*Required action*
From the records below, pull each line that has "About".

*Recorded data*
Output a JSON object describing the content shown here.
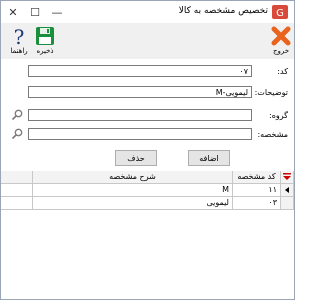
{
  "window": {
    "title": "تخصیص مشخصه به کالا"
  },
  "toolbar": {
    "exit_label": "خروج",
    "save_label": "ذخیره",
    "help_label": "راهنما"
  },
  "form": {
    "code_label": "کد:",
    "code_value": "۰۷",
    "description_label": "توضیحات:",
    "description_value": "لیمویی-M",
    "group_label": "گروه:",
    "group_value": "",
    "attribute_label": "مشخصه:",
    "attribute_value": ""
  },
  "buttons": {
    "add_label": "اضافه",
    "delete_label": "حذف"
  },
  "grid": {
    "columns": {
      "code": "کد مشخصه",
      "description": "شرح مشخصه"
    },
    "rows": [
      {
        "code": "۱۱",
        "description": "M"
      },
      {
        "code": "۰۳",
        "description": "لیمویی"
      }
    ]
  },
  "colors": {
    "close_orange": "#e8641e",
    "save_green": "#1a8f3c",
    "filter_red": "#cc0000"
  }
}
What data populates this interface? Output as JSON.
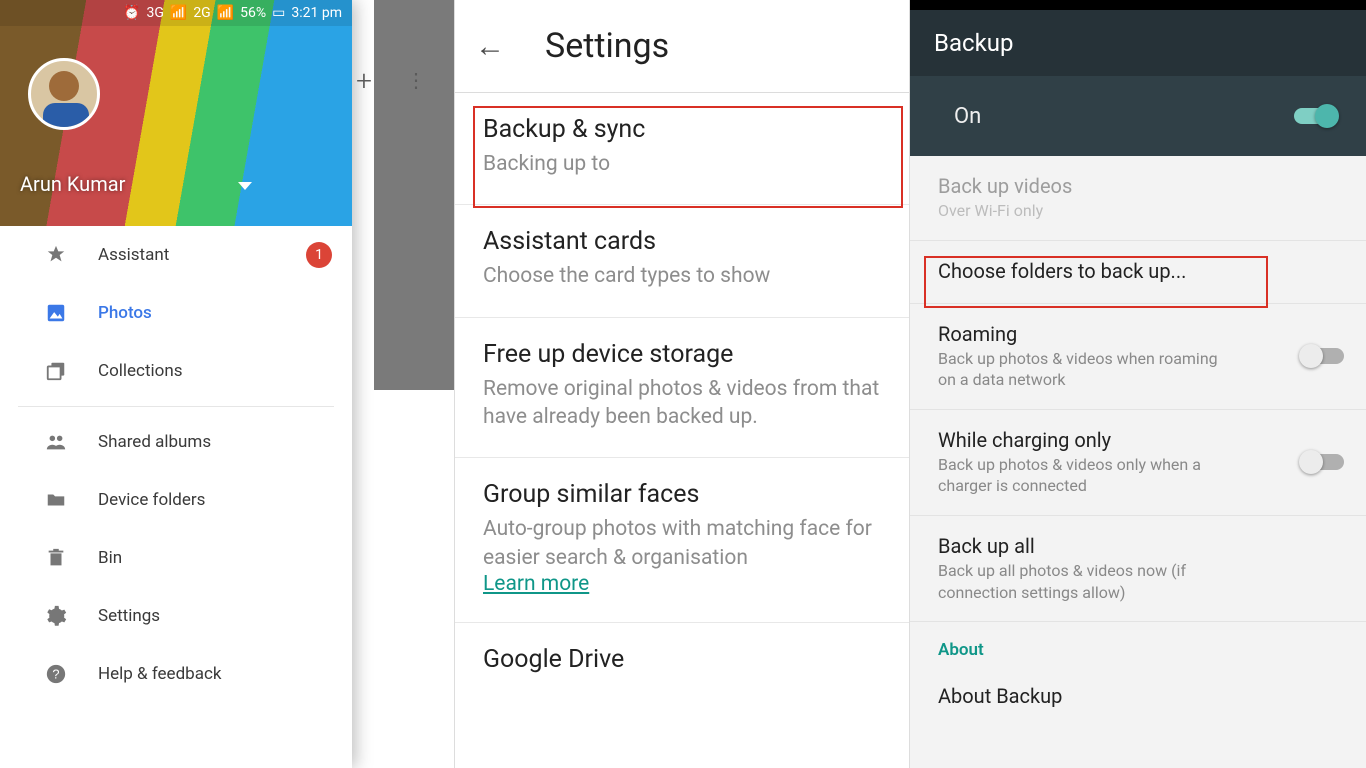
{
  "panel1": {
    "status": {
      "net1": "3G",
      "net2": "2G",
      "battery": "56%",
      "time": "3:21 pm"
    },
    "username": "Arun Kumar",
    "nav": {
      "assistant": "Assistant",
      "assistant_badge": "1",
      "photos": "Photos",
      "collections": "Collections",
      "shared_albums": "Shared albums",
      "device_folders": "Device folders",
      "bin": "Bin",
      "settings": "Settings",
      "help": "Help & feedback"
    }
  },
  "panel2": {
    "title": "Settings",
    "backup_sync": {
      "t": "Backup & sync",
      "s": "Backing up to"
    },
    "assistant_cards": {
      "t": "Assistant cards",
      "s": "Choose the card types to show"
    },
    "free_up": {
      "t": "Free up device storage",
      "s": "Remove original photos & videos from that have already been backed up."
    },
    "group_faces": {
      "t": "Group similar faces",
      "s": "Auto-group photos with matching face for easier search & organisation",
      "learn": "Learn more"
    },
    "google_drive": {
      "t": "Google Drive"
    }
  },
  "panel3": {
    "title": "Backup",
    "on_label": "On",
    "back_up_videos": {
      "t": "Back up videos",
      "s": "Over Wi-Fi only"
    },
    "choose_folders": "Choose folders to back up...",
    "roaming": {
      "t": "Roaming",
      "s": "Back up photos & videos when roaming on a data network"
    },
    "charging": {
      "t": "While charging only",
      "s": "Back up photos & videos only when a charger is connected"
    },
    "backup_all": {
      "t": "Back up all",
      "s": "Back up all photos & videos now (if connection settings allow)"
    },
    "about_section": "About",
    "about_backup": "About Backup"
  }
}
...
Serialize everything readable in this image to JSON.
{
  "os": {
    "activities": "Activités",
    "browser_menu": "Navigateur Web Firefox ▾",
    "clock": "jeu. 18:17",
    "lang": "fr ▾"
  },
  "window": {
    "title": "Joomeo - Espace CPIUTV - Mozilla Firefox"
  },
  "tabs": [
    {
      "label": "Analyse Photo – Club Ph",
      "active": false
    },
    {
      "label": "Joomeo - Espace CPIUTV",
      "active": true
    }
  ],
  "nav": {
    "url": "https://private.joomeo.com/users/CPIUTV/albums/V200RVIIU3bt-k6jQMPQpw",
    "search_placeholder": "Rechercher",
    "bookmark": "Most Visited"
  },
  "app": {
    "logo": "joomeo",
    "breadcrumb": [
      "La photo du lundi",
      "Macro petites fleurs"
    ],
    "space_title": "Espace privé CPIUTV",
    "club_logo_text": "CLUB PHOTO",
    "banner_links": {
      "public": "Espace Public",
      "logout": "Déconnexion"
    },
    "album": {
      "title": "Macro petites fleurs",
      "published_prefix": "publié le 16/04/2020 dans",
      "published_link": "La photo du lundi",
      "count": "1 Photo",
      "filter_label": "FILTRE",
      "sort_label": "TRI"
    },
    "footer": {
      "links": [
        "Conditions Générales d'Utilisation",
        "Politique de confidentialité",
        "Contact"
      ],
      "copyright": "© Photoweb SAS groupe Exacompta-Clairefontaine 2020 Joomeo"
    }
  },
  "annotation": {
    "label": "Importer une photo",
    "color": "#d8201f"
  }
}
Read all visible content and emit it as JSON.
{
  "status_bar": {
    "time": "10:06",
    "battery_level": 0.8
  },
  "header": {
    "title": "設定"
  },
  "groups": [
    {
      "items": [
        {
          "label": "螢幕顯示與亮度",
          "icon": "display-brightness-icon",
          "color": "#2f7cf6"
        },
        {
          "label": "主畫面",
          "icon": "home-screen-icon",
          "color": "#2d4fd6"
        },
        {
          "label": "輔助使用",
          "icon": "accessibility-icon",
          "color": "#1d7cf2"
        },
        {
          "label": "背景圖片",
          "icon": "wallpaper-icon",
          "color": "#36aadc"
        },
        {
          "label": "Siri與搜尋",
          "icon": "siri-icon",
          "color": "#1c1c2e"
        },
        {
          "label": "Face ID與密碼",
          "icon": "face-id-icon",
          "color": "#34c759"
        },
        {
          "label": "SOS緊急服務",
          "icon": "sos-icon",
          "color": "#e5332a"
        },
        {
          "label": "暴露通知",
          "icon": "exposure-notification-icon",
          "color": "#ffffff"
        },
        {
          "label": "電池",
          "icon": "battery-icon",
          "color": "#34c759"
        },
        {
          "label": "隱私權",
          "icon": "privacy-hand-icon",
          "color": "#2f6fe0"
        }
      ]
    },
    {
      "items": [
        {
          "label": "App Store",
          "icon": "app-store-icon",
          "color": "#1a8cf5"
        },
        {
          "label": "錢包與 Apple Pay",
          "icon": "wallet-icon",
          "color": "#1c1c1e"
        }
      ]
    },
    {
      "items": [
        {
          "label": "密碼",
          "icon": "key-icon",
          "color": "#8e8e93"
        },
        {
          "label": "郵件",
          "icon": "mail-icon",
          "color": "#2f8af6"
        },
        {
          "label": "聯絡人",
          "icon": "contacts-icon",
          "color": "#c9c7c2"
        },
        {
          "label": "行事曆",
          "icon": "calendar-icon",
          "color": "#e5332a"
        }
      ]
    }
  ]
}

*Task result*
    "about_section": "About",
    "about_backup": "About Backup"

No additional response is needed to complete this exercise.